I had never felt so lonely. Jenny called me after receiving a particularly depressing email from yours truly. Jenny was Chinese, fine-boned and fashionable, the epitome of professional success in corporate America. In her early thirties, she was a pharmacist and global director of regulatory in one of the most prestigious healthcare companies in the country. Why was she friends with a basketcase like me?
Jenny informed me that a mutual friend in NYC, was having a birthday party at a posh club. Dan was an MIT-educated ABC (American Born Chinese), eternally energetic and known for bar-hopping every night of the week, and he conveniently knew every happening place in Manhattan. Not that he could always get us in. Dan was an oxymoron; he was simultaneously painfully shy and eager to party, he was outgoing and conversationally distant, he seemed a Peter Pan who refused to grow up and yet he is the most responsible friend I know.
I felt even lonelier.
The next day, I dragged myself out of bed and walked through the historic part of the city. It was still snowing. Prague was an exquisitely romantic city, with glittering rooftops the color of brick, uniform and yet unique at the same time. (Reminded me a bit of Mykonos, with the whitewashing and cobalt rooftops.) But romance, when steeped in sadness, appears ever tragic.
Nonetheless, I made my way to Prague Castle, abode of the Holy Roman Emperors, republican presidents, Nazis, and Communists.

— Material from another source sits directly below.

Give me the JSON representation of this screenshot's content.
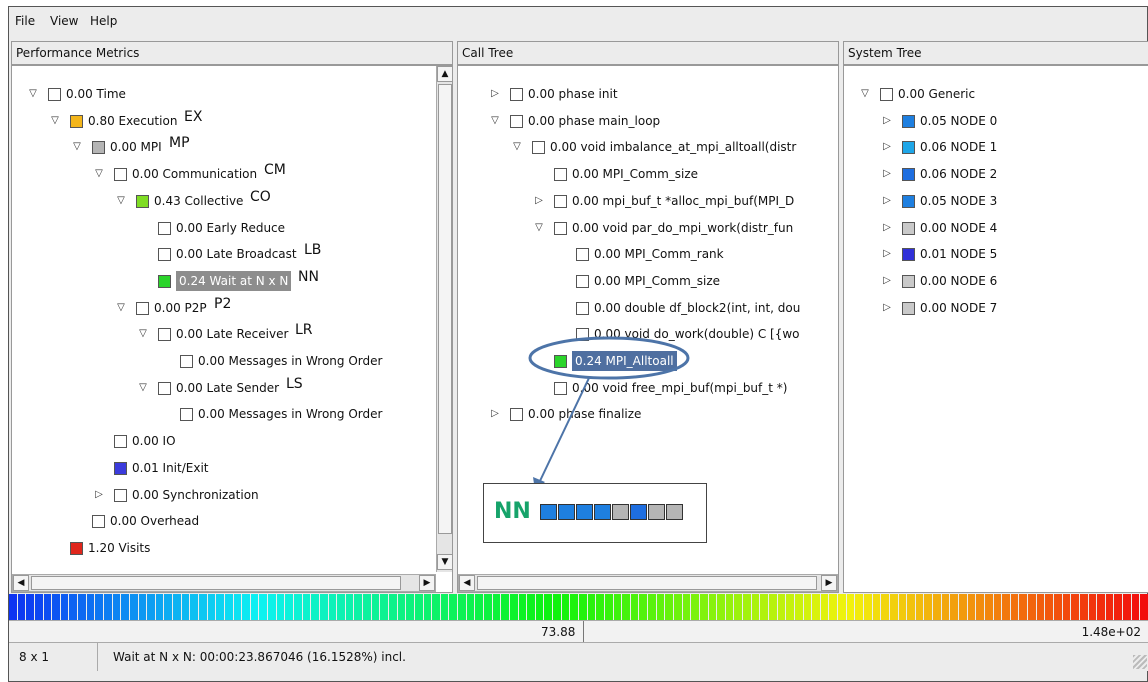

Comprised of Romanesque and Gothic architecture, this was supposedly the largest castle in the world, although the sheer size was not due to any particular building, but the archipelago of structures which congregated in such a dense space. What I remember most was how exorbitantly long it took to cross the courtyards to get from one building to the next, especially in below-freezing weather. The Basilica and monastery of St. George Cathedral was particularly impressive, harkening back to an old poem...
"Here come I, Saint George, the valiant man,
With naked sword and spear in hand,
What mortal man would dare to stand
Before me with my sword in hand?"
It was the mother of Marie Antoinnette, Empress Maria Theresa, who commissioned the final rebuilding of the castle.
However, it was en route to see the Czech crown jewels and the National Gallery Museum in one of the lower rooms, that I met her.
A sweet-faced Australian girl named Jane, who was loitering by the paintings with a similar level of scrutiny and annoyingly slow pace as me.
Things were looking up.